Ilana@MarylandReporter.com

House begins gambling debate

House chamber (file photo)

A bill intended to prevent voter suppression was passed by the House of Delegates 90-46 on Tuesday, after a heated argument between Democrats and Republicans about the impact of the legislation on Marylanders’ civil rights.

HB220, which passed along party lines, would enable the attorney general to go to court and seek injunctive relief in cases where the attorney general believes voter intimidation and ballot fraud has a high probability of influencing the results of an election.

Democrats supporting the bill said that it would provide the state with an additional tool to deter voter suppression, since the attorney general could sue on behalf of disenfranchised voters who did not take legal action. The bill’s advocates also argued that courts need to intervene in cases of voter intimidation and fraud before an election is decided rather than after, as it could influence the results.

Republicans contested those claims, arguing that the bill will set a dangerous precedent that could be used to squelch political dissent. They warned that if the definition of voter intimidation was left up to interpretation, it could be misapplied to legitimate speech, and citizens could be silenced prior to an election.

Legislation calls for attorney general to spot violations

Republicans also accused Attorney General Doug Gansler of being a political partisan who could not be trusted to maintain the integrity of state elections.

“We can all agree that voter intimidation and fraud is the sort of conduct we should not have in an election,”  said Del. Anthony O’Donnell, R-Calvert and St. Mary’s Counties.  “The problem is that we are going to have a partisan deciding when to intervene in these cases, and you don’t want politics to be involved in these decisions.”

O’Donnell said that a neutral party should have the final say on whether the state pursued legal action against election law violators and that a political figure is likely to be influenced by partisan feelings.

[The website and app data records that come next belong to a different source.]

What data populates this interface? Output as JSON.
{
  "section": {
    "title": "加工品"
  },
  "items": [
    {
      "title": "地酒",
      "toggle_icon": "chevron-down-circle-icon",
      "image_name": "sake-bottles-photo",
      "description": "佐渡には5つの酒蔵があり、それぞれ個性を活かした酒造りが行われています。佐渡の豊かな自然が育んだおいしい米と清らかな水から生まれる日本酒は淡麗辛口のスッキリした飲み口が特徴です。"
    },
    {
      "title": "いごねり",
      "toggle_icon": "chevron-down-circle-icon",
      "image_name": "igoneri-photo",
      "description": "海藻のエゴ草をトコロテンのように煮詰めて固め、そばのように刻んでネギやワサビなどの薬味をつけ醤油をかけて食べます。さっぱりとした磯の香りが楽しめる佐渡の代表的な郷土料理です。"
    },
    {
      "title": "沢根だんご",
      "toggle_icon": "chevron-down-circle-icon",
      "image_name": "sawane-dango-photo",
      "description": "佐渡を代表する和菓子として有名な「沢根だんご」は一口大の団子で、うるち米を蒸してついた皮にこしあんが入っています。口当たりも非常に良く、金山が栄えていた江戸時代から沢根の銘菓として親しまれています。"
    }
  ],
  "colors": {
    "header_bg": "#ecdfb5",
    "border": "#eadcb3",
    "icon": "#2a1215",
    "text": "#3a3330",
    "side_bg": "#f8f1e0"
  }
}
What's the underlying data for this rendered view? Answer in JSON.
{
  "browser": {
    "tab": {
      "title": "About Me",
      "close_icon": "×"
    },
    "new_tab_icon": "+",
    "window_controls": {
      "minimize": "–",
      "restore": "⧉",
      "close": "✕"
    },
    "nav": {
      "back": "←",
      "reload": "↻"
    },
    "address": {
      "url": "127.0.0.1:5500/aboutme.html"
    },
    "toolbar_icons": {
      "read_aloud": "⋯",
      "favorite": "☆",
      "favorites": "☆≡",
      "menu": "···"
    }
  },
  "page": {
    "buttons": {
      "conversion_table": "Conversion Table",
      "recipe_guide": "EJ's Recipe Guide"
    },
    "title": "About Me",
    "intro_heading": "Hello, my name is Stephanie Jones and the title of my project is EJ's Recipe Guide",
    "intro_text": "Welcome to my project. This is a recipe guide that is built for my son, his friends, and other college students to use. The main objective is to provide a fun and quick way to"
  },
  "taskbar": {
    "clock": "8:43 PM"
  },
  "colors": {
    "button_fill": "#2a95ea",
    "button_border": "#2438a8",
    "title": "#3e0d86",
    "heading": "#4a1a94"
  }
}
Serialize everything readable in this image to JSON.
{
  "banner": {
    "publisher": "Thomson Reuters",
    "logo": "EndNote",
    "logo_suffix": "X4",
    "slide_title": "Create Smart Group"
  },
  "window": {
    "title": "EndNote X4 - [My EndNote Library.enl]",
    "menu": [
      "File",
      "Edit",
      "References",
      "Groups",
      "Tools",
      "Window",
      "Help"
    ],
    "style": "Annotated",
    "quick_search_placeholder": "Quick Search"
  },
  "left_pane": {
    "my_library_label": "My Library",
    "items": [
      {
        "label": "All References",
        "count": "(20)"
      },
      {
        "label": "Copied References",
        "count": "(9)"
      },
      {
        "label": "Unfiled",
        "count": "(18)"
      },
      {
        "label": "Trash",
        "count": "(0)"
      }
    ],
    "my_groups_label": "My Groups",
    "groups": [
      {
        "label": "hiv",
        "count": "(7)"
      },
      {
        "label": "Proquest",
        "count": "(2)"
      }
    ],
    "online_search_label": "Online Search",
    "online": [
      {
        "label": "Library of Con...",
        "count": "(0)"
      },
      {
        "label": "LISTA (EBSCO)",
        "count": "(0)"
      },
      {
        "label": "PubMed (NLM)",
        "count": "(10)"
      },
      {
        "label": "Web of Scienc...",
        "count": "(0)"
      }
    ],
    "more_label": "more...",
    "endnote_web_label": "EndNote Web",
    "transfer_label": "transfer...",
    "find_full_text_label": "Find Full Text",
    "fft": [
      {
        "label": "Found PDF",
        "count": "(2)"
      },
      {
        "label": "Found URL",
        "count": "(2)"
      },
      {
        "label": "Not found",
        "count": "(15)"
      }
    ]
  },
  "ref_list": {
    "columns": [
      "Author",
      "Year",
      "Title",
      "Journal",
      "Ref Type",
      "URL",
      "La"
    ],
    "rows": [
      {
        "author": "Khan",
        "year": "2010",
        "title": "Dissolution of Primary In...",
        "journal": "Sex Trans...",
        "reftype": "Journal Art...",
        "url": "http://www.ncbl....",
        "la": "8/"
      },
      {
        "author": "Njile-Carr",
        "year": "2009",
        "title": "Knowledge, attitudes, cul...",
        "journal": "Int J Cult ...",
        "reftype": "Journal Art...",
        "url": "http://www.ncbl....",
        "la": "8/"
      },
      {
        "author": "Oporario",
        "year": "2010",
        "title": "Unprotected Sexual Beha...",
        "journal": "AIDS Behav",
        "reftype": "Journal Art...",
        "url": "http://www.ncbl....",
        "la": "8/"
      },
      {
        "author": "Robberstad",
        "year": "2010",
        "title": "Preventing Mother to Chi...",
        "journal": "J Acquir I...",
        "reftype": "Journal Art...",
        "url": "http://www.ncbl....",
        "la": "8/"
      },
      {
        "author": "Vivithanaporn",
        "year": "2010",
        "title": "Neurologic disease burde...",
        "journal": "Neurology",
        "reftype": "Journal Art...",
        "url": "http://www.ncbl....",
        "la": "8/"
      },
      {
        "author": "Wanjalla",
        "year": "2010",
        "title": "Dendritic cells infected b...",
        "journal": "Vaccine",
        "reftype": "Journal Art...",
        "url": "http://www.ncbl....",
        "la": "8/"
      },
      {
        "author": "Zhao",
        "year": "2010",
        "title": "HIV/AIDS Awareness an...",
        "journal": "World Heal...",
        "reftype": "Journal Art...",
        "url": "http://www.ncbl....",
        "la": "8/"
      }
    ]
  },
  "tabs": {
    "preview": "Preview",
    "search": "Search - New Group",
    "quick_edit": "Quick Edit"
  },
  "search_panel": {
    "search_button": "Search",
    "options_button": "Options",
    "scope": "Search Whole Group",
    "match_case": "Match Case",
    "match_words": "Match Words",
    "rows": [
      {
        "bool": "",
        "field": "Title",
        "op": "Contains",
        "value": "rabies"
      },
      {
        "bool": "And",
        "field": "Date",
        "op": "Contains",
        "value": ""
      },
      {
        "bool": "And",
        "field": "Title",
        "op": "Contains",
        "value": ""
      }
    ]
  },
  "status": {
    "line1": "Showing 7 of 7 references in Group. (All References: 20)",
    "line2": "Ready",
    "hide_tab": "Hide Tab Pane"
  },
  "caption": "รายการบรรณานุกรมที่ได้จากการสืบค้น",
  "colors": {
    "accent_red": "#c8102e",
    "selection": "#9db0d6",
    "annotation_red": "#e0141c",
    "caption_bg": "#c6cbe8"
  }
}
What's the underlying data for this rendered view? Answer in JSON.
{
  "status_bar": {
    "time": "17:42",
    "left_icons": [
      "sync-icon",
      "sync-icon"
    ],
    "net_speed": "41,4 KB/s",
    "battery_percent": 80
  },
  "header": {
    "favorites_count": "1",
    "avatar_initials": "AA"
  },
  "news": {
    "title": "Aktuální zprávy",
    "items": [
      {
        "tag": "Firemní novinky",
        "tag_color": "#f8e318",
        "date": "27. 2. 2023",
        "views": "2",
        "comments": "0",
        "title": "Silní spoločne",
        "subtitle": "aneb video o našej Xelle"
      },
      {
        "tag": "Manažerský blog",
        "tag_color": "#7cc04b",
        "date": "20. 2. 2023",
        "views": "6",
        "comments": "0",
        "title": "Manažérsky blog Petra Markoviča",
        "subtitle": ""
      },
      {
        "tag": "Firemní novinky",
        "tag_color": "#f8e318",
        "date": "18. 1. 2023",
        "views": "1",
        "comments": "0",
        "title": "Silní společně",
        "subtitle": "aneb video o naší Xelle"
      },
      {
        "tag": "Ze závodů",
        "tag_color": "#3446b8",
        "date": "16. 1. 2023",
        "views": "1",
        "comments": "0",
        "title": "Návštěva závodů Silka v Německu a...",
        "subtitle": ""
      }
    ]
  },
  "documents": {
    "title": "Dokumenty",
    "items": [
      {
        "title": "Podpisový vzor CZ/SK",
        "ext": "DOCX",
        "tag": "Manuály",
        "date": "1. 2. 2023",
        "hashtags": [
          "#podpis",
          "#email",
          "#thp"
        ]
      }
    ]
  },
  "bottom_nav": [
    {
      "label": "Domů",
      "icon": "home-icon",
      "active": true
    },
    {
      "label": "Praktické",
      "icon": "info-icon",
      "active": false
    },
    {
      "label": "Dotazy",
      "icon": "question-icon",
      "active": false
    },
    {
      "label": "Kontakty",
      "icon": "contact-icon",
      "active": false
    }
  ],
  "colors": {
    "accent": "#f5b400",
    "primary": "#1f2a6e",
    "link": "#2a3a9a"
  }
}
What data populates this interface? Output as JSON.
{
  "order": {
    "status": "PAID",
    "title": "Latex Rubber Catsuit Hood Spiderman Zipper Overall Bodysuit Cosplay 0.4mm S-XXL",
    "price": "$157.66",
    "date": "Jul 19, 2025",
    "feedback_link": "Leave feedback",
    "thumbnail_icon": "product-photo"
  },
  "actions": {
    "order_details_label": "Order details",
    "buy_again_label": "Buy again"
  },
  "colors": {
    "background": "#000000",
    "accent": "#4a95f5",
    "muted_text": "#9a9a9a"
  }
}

But Del. Sandy Rosenberg, D-Baltimore City, said that Republican concerns about partisan enforcement of election laws were unwarranted.

“If this law is passed, the Attorney General can’t get an injunction on his own; he must get it approved by a nonpartisan judge,” Rosenberg said.

Republicans question First Amendment impact

But Republican lawmakers argued that the bill served a darker purpose. Del. Justin Ready, R-Carroll County, argued that the bill could be used to silence the governor’s critics.

“This bill gives the Attorney General the opportunity to stop a mailing from going out that hasn’t gone out yet on the auspices that it intimidates voters,” Ready said.

Del.  Ron George, R-Anne Arundel County, said that the bill was excessively intrusive and punitive.  “The state does not need a tool to punish people for crimes they have not committed yet,” he said.  “These injunctions presume guilt.”

Bill modeled on federal Voting Rights Act

Rosenberg replied to this criticism, arguing that HB 220 was not a radical departure from current state law and that it was modeled after a provision of a federal law, the Voting Rights Act, that was enacted during the 1960s to prevent the suppression of the black vote.

“The conduct addressed in this bill is not protected by either the Constitution or the First Amendment,” Rosenberg said.  “We’re talking about force, fraud, threats, intimidation, and bribery.  None of that is protected speech under the First Amendment.”

Del. Jon Cardin, D-Baltimore County, also defended the law.

“It protects every Marylander from fraud and intimidation in the election,” Cardin said.

But Del. Mike Smigiel, R-Caroline, Cecil, Kent and Queen Anne’s counties, argued that the bill compromised the American civil rights enshrined in the First Amendment.

“If we are going to vote to limit those rights, we ought to do so with hesitation,” he said.  “I took an oath to uphold the Constitution, and that oath does not wear off.”